Former Aston Villa forward Savo Milosevic is now the Vice-President of the Serbian FA, and has addressed racism in the Balkans for the second time in under a decade after tonight’s racism in Montenegro.
Words by Regan Foy (@FindFoy)
Former Aston Villa forward Savo Milosevic has been forced to condemn the racism shown by supporters in the Balkans for the second time in seven years, as yesterday’s European Football Championship qualifiers between Montenegro and England involved a number of racist chants and jibes towards the likes of Danny Rose, Raheem Sterling and Callum Hudson-Odoi.
Back in 2012, Milosevic was the technical director of the Serbian Football Association – during the events in an U21 European Championship play-off that saw racist taunts from supporters and clashes between players and coaches from both the England and Serbian sides.

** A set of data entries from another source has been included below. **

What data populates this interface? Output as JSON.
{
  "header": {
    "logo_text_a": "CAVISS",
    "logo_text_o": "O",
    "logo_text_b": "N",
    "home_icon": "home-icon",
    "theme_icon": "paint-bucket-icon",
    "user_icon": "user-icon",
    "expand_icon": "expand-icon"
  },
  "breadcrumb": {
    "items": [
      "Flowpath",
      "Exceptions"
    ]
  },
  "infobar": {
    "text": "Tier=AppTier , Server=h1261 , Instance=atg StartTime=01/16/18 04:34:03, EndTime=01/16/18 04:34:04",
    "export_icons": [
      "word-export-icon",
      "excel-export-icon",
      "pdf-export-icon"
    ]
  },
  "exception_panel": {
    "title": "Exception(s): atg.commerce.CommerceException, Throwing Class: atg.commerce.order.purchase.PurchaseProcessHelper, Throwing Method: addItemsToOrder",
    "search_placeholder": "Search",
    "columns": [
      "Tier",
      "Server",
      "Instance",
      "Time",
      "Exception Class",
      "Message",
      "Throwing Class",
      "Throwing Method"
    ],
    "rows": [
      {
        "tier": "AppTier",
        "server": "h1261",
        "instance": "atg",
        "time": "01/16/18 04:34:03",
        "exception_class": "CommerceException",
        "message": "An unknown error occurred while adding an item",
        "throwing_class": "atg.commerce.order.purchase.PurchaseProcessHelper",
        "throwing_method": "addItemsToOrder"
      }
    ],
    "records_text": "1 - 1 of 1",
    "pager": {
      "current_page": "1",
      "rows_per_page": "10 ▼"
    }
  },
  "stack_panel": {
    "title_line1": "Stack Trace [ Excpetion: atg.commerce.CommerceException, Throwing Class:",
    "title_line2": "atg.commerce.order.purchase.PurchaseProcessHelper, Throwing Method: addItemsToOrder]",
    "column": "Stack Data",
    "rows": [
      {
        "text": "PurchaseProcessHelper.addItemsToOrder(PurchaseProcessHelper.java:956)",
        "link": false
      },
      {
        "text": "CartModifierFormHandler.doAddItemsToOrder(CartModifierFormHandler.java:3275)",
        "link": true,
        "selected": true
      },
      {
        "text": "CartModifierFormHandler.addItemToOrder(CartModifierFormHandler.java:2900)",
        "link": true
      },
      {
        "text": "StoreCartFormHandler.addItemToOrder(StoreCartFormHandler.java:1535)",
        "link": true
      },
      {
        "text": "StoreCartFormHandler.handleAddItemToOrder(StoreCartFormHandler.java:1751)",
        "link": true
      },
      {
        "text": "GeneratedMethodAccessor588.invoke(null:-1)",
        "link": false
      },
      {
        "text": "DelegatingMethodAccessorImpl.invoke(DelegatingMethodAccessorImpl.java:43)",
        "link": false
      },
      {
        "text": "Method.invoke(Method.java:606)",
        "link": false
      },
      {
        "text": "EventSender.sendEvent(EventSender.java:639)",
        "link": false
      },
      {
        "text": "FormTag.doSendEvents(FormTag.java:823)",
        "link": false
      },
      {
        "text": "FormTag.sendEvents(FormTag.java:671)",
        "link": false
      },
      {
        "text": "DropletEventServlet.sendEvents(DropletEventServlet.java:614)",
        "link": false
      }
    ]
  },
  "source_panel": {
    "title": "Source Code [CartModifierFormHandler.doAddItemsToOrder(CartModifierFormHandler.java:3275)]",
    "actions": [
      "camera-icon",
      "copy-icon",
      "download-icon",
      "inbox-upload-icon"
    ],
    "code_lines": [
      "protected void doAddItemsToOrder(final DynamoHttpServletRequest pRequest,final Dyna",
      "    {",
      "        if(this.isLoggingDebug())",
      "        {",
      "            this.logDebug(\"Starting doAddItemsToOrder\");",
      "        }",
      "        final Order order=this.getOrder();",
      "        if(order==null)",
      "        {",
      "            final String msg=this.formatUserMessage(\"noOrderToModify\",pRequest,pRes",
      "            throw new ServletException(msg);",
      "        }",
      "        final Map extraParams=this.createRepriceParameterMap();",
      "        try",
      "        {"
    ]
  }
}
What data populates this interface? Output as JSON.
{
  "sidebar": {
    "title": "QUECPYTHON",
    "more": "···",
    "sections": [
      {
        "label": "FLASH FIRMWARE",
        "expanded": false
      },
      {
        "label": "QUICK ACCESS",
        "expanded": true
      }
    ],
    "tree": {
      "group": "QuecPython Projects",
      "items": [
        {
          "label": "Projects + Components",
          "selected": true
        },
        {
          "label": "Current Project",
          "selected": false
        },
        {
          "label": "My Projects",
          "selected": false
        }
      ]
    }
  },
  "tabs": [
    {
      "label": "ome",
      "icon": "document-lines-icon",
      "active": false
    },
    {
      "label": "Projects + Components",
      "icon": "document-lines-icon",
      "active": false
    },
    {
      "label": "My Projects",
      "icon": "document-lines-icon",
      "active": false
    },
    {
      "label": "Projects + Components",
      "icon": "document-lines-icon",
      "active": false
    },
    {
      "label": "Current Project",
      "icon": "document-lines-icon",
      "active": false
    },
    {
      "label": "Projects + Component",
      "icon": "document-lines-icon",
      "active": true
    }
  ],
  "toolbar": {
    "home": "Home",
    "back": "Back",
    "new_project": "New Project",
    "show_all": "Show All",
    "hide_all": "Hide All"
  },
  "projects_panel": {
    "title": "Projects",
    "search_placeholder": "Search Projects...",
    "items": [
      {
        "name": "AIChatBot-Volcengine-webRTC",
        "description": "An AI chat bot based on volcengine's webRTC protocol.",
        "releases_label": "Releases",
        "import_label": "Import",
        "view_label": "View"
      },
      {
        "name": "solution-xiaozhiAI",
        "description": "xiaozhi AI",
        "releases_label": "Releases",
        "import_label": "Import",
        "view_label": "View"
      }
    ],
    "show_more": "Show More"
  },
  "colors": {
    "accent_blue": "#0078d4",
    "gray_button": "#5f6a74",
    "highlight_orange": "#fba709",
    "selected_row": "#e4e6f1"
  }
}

Milosevic addressed the issue shortly after, stating that there was only so much that the Football Association of Serbia could do as they had “no power to control supporters or individuals” due to lack of support, or empathy, from the Serbian government and police.
He also went on to state that the country needed more presence from UEFA officials, calling for support and help alongside punishment as he and others fought to improve the image that they had as a nation.
Last night, both Raheem Sterling and Hudson-Odoi spoke eloquently about their struggles with racism on the pitch, but spoke highly of the diversity in the United Kingdom. Sterling also spoke about education surrounding race, as well as stating that he ‘couldn’t believe this was happening in 2019’.
Montenegro, at one point was part of a conglomerate national team, referred to as ‘Serbia and Montenegro’ – a team that Savo Milosevic, now Vice-President of the Serbian FA, was a former player for.
Speaking about the events in 2012, he stated that the problem with supporters in Serbia wasn’t just in international matches, but in the clubs as well, and labelled the problems similar to that of Britain over twenty years ago.
Tonight, speaking about the events in the England game to former colleague Stan Collymore, Milosevic said:
“Many of these associations are poor and need huge help to raise awareness, especially in non-diverse countries.
In the list of priorities for a skint Footballing Association, anti-racism is number 1,200,000 on the list of the president.
We need a lot of help from UEFA.”